6. Correct; passing a true judgment; not mistaken or wrong.
You are right justice, and you weigh this well.
7. Not left; most convenient or dextrous; as the right hand, which is generally most strong or most convenient in use.
8. Most favorable or convenient.
The lady has been disappointed on the right side.
9. Properly placed, disposed or adjusted; orderly; well regulated.
10. Well performed, as an art or act.
11. Most direct; as the right way from London to Oxford.
12. Being on the same side as the right hand; as the right side.
13. Being on the right hand of a person whose face is towards the mouth of a river; as the right bank of the Hudson.
1. In a right or straight line; directly.
Let thine eyes look right on. Proverbs 4:11.
2. According to the law or will of God, or to the standard of truth and justice; as, to judge right
3. According to any rule of art.
You with strict discipline instructed right
4. According to fact or truth; as, to tell a story right
5. In a great degree; very; as right humble; right noble; right valiant. [Obsolescent or inelegant.]
6. It is prefixed to titles; as in right honorable; right reverend.
RIGHT, is used elliptically for it is right what you say is right it is true, etc.
RIGHT, cries his lordship.
On the right on the side with the right hand.
1. Conformity to the will of God, or to his law, the perfect standard of truth and justice. In the literal sense, right is a straight line of conduct, and wrong a crooked one. right therefore is rectitude or straightness, and perfect rectitude is found only in an infinite Being and his will.
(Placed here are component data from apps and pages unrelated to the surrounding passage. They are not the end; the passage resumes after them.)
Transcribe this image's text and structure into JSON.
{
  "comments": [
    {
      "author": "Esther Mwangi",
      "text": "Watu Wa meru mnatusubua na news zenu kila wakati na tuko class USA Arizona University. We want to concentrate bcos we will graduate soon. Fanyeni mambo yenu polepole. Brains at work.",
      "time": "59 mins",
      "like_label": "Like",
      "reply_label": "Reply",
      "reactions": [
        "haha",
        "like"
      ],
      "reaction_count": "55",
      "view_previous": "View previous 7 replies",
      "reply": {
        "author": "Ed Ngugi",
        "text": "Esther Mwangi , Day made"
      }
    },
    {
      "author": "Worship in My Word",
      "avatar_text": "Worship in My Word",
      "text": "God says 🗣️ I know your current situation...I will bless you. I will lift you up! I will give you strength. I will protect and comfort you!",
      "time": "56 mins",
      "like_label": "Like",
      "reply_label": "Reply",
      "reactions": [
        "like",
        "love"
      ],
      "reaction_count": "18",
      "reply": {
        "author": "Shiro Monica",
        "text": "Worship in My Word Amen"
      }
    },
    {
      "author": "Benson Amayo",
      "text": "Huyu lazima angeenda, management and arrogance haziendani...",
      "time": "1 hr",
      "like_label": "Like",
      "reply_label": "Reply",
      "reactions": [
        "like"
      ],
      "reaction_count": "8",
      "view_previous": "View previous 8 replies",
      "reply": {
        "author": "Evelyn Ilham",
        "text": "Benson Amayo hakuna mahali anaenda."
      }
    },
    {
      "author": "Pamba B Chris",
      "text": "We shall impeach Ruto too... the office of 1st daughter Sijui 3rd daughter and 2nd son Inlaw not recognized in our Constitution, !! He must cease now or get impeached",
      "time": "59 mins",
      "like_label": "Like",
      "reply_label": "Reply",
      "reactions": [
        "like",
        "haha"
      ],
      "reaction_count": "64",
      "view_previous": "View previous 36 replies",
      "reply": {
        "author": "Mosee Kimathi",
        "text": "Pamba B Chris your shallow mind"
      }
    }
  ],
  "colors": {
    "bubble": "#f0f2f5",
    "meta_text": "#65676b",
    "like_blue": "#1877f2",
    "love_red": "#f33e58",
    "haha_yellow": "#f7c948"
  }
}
2. Conformity to human laws, or to other human standard of truth, propriety or justice. When laws are definite, right and wrong are easily ascertained and understood. In arts, there are some principles and rules which determine what is right In many things indifferent, or left without positive law, we are to judge what is right by fitness or propriety, by custom, civility or other circumstances.
3. Justice; that which is due or proper; as, to do right to every man.
Long love to her has borne the faithful knight, and well deserv’d had fortune done him right
4. Freedom from error; conformity with truth or fact.
Seldom your opinions err, your eyes are always in the right
5. Just claim; legal title; ownership; the legal power of exclusive possession and enjoyment. In hereditary monarchies, a right to the throne vests in the heir on the decease of the king. A deed vests the right of possession in the purchaser of land. right and possession are very different things. We often have occasion to demand and sue for rights not in possession.
6. Just claim by courtesy, customs, or the principles of civility and decorum. Every man has a right to civil treatment. The magistrate has a right to respect.
7. Just claim by sovereignty; prerogative. God, as the author of all things, has a right to govern and dispose of them at his pleasure.
8. That which justly belongs to one.
Born free, he sought his right
9. Property; interest.
A subject in his prince may claim a right
10. Just claim; immunity; privilege. All men have a right to the secure enjoyment of life, personal safety, liberty and property. We deem the right of trial by jury invaluable, particularly in the case of crimes. Rights are natural, civil, political, religious, personal, and public.
11. Authority; legal power. We have no right to disturb others in the enjoyment of their religious opinions.
12. In the United States, a tract of land; or a share or proportion of property, as in a mine or manufactory.
13. The side opposite to the left; as on the right Look to the right
1. To rights, in a direct line; straight. [Unusual.]
2. Directly; soon.
To set to rights,
To put to rights, to put into good order; to adjust; to regulate what is out of order.
Bill of rights, a list of rights; a paper containing a declaration of rights, or the declaration itself.
Writ of right a writ which lies to recover lands in fee simple, unjustly withheld from the true owner.
RIGHT, verb transitive
1. To do justice to; to relieve from wrong; as, to right an injured person.
2. In seamen’s language, to right a ship, is to restore her to an upright position from a careen.
To right the helm, to place it in the middle of the ship.
RIGHT, verb intransitive To rise with the masts erect, as a ship.